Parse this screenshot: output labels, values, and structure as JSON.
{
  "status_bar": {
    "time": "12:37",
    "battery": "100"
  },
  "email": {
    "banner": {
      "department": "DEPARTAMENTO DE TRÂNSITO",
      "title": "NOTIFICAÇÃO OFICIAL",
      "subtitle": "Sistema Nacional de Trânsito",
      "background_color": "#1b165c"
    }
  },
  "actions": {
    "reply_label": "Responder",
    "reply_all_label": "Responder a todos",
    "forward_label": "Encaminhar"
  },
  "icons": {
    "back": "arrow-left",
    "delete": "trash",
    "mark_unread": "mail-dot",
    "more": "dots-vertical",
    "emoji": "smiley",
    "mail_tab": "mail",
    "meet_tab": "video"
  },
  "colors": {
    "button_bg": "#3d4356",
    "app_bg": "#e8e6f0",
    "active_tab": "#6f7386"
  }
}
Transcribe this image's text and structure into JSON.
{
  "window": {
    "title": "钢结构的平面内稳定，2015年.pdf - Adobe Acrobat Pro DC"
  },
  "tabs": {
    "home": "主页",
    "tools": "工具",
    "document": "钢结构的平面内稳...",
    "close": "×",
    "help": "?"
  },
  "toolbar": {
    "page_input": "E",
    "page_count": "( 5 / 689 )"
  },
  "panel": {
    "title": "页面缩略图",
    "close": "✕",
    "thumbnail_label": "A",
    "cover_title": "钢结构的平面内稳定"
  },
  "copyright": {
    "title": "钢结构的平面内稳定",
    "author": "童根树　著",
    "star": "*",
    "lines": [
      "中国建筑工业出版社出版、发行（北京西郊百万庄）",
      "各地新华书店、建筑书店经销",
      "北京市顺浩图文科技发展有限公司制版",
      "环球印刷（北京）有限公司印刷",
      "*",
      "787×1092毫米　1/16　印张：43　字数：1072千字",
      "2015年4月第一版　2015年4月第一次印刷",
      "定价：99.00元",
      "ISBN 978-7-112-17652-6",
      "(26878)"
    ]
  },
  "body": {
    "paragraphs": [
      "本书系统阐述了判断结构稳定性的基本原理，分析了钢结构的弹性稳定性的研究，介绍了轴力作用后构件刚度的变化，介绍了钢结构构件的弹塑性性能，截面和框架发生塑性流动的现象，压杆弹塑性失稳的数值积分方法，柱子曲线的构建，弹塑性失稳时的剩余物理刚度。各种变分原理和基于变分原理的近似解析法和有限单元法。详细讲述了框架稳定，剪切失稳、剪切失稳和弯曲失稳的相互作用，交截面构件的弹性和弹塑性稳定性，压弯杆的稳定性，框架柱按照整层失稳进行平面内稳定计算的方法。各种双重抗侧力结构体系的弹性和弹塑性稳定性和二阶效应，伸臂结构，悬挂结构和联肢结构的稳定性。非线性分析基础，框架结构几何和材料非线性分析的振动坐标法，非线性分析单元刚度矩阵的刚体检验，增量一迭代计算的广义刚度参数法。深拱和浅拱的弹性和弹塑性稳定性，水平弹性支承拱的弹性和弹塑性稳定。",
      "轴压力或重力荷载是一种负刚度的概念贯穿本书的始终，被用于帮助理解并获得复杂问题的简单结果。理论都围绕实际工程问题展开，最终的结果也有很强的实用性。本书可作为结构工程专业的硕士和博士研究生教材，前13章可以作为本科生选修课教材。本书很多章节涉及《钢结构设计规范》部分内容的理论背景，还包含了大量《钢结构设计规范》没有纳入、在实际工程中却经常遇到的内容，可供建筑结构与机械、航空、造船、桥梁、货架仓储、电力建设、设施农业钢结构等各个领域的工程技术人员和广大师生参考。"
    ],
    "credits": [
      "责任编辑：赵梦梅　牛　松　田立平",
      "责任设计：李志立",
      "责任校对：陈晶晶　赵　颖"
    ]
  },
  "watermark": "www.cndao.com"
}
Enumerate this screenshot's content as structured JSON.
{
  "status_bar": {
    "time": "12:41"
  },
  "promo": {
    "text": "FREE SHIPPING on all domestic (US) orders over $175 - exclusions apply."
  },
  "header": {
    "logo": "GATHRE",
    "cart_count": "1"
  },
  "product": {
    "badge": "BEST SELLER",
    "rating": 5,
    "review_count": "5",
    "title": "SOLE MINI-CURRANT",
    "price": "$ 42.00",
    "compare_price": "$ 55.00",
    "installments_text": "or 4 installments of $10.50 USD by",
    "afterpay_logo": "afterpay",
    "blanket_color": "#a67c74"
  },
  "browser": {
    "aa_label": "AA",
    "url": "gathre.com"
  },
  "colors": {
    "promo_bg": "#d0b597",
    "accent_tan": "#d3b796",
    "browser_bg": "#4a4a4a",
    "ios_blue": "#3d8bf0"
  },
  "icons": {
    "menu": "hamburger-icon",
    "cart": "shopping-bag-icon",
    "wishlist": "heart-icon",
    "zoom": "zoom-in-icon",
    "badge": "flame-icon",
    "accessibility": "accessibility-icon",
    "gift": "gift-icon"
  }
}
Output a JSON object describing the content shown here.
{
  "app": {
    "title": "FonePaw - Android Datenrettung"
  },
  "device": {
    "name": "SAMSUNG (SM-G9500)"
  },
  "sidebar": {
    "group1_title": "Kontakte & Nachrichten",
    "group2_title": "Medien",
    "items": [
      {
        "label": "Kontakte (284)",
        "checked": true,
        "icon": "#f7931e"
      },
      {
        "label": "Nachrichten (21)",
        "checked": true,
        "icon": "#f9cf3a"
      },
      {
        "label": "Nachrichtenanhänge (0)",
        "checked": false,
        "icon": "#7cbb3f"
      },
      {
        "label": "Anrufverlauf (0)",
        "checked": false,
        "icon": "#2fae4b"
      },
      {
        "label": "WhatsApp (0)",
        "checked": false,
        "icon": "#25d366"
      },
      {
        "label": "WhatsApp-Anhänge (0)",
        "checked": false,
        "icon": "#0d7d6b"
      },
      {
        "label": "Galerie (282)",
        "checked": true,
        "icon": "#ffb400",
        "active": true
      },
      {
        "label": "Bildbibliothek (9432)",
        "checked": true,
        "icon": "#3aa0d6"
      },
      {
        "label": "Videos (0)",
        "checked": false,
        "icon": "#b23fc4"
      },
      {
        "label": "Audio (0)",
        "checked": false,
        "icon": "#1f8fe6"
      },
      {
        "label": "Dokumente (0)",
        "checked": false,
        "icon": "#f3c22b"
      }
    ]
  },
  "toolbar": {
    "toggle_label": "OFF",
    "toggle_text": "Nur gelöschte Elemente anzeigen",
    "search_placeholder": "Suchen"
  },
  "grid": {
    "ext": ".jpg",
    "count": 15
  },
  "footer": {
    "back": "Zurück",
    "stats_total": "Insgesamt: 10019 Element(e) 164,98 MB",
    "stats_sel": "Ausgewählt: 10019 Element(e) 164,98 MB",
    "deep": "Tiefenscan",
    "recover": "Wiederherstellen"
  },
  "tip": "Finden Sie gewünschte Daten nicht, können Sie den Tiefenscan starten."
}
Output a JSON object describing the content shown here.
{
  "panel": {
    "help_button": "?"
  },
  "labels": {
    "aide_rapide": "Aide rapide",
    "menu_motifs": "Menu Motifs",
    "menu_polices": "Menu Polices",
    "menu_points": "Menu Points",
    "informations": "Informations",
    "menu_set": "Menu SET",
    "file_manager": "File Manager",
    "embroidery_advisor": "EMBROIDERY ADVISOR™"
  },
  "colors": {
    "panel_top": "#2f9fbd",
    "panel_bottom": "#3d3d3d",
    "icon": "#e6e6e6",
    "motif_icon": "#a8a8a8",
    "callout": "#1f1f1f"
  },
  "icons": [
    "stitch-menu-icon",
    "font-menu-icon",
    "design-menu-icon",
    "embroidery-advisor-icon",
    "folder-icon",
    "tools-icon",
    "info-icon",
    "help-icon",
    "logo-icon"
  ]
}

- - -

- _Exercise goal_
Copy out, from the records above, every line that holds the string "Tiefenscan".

- _Your response_
    "deep": "Tiefenscan",
  "tip": "Finden Sie gewünschte Daten nicht, können Sie den Tiefenscan starten."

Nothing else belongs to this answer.